DIRECTIONS FOR THIS TASK: Write the data out again exactly, dropping any images it holds.
*** PROVIDED DATA ***
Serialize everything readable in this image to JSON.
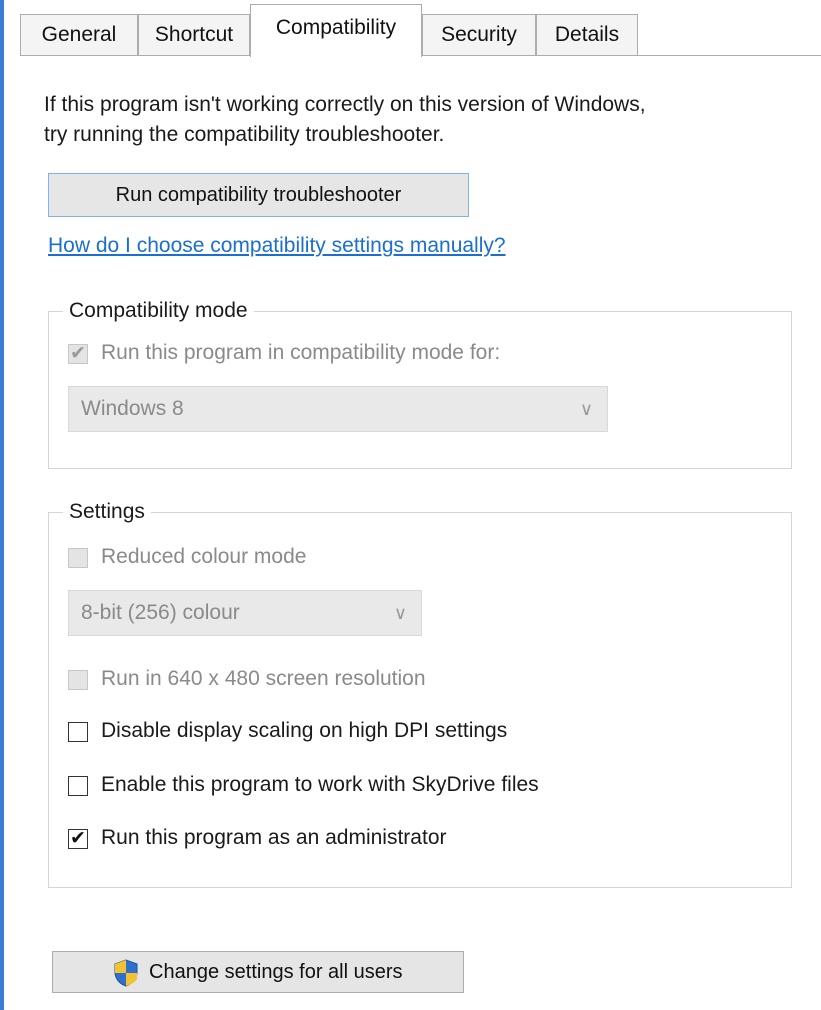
{
  "tabs": [
    {
      "label": "General",
      "active": false
    },
    {
      "label": "Shortcut",
      "active": false
    },
    {
      "label": "Compatibility",
      "active": true
    },
    {
      "label": "Security",
      "active": false
    },
    {
      "label": "Details",
      "active": false
    }
  ],
  "description": {
    "line1": "If this program isn't working correctly on this version of Windows,",
    "line2": "try running the compatibility troubleshooter."
  },
  "troubleshoot_button": "Run compatibility troubleshooter",
  "help_link": "How do I choose compatibility settings manually?",
  "compat_mode": {
    "legend": "Compatibility mode",
    "checkbox_label": "Run this program in compatibility mode for:",
    "checked": true,
    "selected_os": "Windows 8"
  },
  "settings": {
    "legend": "Settings",
    "reduced_colour": {
      "label": "Reduced colour mode",
      "checked": false,
      "enabled": false
    },
    "colour_depth": "8-bit (256) colour",
    "res_640": {
      "label": "Run in 640 x 480 screen resolution",
      "checked": false,
      "enabled": false
    },
    "dpi": {
      "label": "Disable display scaling on high DPI settings",
      "checked": false,
      "enabled": true
    },
    "skydrive": {
      "label": "Enable this program to work with SkyDrive files",
      "checked": false,
      "enabled": true
    },
    "admin": {
      "label": "Run this program as an administrator",
      "checked": true,
      "enabled": true
    }
  },
  "all_users_button": "Change settings for all users",
  "colors": {
    "link": "#1a6fd0",
    "focus_border": "#7eb4ea",
    "window_edge": "#3a7bd5"
  }
}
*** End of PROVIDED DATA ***
SOLUTION TO THE PROBLEM:
Serialize everything readable in this image to JSON.
{
  "tabs": [
    {
      "label": "General",
      "active": false
    },
    {
      "label": "Shortcut",
      "active": false
    },
    {
      "label": "Compatibility",
      "active": true
    },
    {
      "label": "Security",
      "active": false
    },
    {
      "label": "Details",
      "active": false
    }
  ],
  "description": {
    "line1": "If this program isn't working correctly on this version of Windows,",
    "line2": "try running the compatibility troubleshooter."
  },
  "troubleshoot_button": "Run compatibility troubleshooter",
  "help_link": "How do I choose compatibility settings manually?",
  "compat_mode": {
    "legend": "Compatibility mode",
    "checkbox_label": "Run this program in compatibility mode for:",
    "checked": true,
    "selected_os": "Windows 8"
  },
  "settings": {
    "legend": "Settings",
    "reduced_colour": {
      "label": "Reduced colour mode",
      "checked": false,
      "enabled": false
    },
    "colour_depth": "8-bit (256) colour",
    "res_640": {
      "label": "Run in 640 x 480 screen resolution",
      "checked": false,
      "enabled": false
    },
    "dpi": {
      "label": "Disable display scaling on high DPI settings",
      "checked": false,
      "enabled": true
    },
    "skydrive": {
      "label": "Enable this program to work with SkyDrive files",
      "checked": false,
      "enabled": true
    },
    "admin": {
      "label": "Run this program as an administrator",
      "checked": true,
      "enabled": true
    }
  },
  "all_users_button": "Change settings for all users",
  "colors": {
    "link": "#1a6fd0",
    "focus_border": "#7eb4ea",
    "window_edge": "#3a7bd5"
  }
}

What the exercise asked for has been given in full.